Miles 20-23:  And the fun begins!  My body had decided to rebel.  I'd been adjusting my running form to keep my foot from cramping, which meant I couldn't toe-off but rather was closer to heel-striking.  It's not what I would recommend for a fast race but I really had no alternative.  A twinge in my left calf gave me alarm.  We ran through the last relay exchange around mile 21. I reached over for some Gu and couldn't get any liquid due to so many walkers in front of the tables.  At the last moment, I reached over and grabbed a volunteer's drink as I ran by and immediately heard howls of laughter.  I'm fairly sure I grabbed someone's personal drink without realizing it.  

Miles 23-Finish:  Cramp!  Toes curling, right hamstring tightening, and left calf turned into a rock.  Just get through this!  Flat feet, run like a gorilla.  That was my motto.  I couldn't believe after all these marathons and ultras I've run, I get my first serious cramping episode when I am in for the win.  I've always loved these last miles along the waterfront.  Not this day.  Each step brings possible disaster.  I continue with my heel-striking, trying to relax and still didn't see any women behind me for the marathon.

The 3:25 pacer catches up to me and I try to stick with him but also tell him my legs are cramping.  I managed to keep up with shuffling until mile 24.5 or so.  A new cramp has reared its ugly head.  It was a short burst of tightness HERE:

Do YOU know how to relieve a cramp there?  I felt like I was hobbling/shuffling along, sure that I would be passed by my entire age group of women any second.  

Mile 25.5:  I can see and hear the finish line.  And yet, there I stood, bent over, agonizing over the pain.  The cramp seized up suddenly and I literally could not take a step. I pleaded with runners as they went by to tell me how to relieve this cramp.  No help until one guy gave me his Gatorade. I truly thought my race would end a half mile from the finish.  I massaged the area, trying to get the muscle to let go.  A male photographer was watching me and I must have given him the "don't you DARE take my picture" look because he didn't lift the lens.  He certainly has a wife or girlfriend who taught him well.

Despite the pain, I began to walk after my muscle loosed up slightly.  Each step was painful but I moved. That's all I needed to do.  I had to finish.  My walk turned into a jog and I carefully planted my feet and told myself to relax, the opposite of how I would like to finish a race. 

The finish line greeted me and one last calf cramp kept me from racing it in.  As I crossed the line, I was both elated and sad.  I had won but my time was disappointing.  Bob and Marci Martin were there to watch me finish and that boosted my spirits!  I found out that the second place woman finished 24 SECONDS after me.  Wow.

I had to think back to my prayer about the Lord granting me favor and I gave Him thanks for the win.  It wasn't strength, speed or anything else this day.  It's okay if you have a different view.  

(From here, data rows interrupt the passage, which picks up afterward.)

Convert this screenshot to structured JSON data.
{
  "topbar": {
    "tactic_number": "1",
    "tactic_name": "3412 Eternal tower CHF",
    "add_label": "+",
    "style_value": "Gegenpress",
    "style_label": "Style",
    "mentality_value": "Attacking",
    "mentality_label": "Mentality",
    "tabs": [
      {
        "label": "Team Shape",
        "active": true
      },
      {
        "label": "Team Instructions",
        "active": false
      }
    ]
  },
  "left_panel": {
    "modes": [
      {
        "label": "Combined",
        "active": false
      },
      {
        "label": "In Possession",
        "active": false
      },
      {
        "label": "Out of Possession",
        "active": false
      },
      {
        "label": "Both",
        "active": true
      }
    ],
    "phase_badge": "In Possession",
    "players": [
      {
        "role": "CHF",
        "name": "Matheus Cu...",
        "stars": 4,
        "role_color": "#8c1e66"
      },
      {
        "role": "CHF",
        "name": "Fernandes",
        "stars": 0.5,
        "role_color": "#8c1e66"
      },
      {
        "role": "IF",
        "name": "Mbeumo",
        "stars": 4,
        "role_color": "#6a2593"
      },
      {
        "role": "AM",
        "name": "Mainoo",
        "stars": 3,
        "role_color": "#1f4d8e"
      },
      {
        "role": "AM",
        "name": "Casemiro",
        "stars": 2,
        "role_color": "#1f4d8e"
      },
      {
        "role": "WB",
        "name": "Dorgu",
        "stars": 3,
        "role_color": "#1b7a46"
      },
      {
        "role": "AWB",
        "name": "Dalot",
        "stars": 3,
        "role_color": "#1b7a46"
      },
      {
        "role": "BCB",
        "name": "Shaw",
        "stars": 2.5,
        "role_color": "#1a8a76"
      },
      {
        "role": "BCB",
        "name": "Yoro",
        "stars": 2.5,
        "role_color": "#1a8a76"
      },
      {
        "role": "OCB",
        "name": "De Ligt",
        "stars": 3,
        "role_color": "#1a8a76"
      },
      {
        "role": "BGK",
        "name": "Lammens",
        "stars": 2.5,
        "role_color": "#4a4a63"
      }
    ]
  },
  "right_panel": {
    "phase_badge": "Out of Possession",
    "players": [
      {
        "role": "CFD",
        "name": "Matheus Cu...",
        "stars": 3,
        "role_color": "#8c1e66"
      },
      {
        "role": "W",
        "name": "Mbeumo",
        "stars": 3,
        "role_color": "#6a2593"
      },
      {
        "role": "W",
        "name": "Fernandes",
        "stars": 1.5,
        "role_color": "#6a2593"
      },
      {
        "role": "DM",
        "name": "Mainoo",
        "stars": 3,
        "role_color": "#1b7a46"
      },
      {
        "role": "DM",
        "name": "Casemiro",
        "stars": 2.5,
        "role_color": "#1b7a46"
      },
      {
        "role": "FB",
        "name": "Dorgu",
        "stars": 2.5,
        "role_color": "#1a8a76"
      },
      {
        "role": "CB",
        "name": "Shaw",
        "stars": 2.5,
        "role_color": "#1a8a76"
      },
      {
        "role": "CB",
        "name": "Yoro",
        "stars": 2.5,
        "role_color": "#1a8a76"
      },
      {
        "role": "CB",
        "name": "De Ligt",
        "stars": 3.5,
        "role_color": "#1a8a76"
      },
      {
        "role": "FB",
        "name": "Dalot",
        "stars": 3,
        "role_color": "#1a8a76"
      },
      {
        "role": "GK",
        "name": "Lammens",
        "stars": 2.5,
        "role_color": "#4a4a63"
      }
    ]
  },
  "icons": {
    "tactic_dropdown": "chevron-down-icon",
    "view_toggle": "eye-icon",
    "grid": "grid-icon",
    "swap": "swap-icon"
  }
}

I had such a great finish line volunteer who helped me get to the medic tent where I had exceptional care.  They got me up and walking again after refueling and some light massage.  The local newspapers interviewed me Here's the article! while I rested.

After putting my layers of clothing on, minus sweatpants that I couldn't find, I made my way toward the food.  I ran into a lot of friends and started shivering so badly I nearly bit my tongue.  The awards were still 30 minutes away so I hid in the bathroom until 2:00.  When I came out, I discovered they started the awards early and I missed them announcing my win.  After getting my award, a metal poster that looks like this:  

I found my way to the Red Lion lobby and waited with Erik and Sharon for our bus shuttle back to the start.  A couple guys on the bus were thoroughly enjoyable to listen to and made the trip back go by quickly.  Poor Sharon fell with dramatic fashion in the race and finished her Maniac qualifying race with bandages on her hands.

I'm already signed up to run next year!  I haven't figured out why my body cramped so badly but will be extra vigilant in future races.

Avg Pace
2610:00.71.00CRAMP!! RUNNER DOWN!10:01